The debate has lingered in and out of the courts for decades. Thursday, October 18th will be the latest legal round for Vann, et al v. Salazar, a nine-year-old federal suit filed by a Cherokee Freedwoman against the Secretary of the Department of Interior.
At issue is whether the Cherokee Freedmen—a term used by today’s descendants— are guaranteed “all the rights of Native Cherokees,” including tribal citizenship. Those words were included in the last treaty signed between the tribe and the U.S. government when the Cherokee freed their slaves and made them citizens of the tribe at the end of the Civil War.
The Cherokee Nation has long-contested that the Treaty of 1866, as its known, no longer applies to the Cherokee Freedmen of today. Meanwhile, as a sovereign Indian nation, tribal leaders assert that only it has the right to determine its own citizenry. But the Department of the Interior—the federal agency that oversees tribal matters—contends the tens of thousands of African-American progeny of former Cherokee-owned slaves are owed their treaty rights just as their American Indian counterparts have reclaimed over time.
Vann v. Salazar will return to the D.C. Circuit court where it was argued in 2008. From that hearing, a three-judge panel unanimously remanded the case back to the D.C. District Court. Last October, U.S. District Judge Henry Kennedy Jr. dismissed the suit altogether based on the issue of sovereign immunity—the legal doctrine protecting federally recognized tribes, such as the Cherokee Nation, from being sued in U.S. Court. Attorney’s for the Cherokee Freedmen appealed the case in November.

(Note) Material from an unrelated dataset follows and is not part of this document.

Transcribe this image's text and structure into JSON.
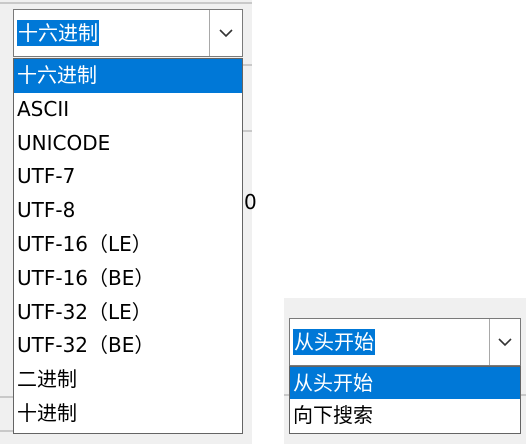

Cherokee Freedwoman Marilyn Vann filed the lawsuit nearly a decade ago after she was denied the right to vote in the 2003 tribal election. Today, she is one of roughly 2,800 former slave descendants temporarily enrolled in the tribe. Figures predict there are anywhere from 20,000 to 120,000 mostly African-American individuals who would be eligible for tribal citizenship should Vann win her case.
Critics of the Cherokee Freedmen have implied the group are merely ethnic opportunists seeking to gain access to a host of entitlement programs linked to low-to-no cost healthcare, college scholarships, housing assistance and Cherokee-preference employment.
In 2009, the Cherokee Nation filed its own lawsuit against five Cherokee Freedmen in Cherokee Nation v. Nash. That case is pending in the Northern District Court of Oklahoma in Tulsa.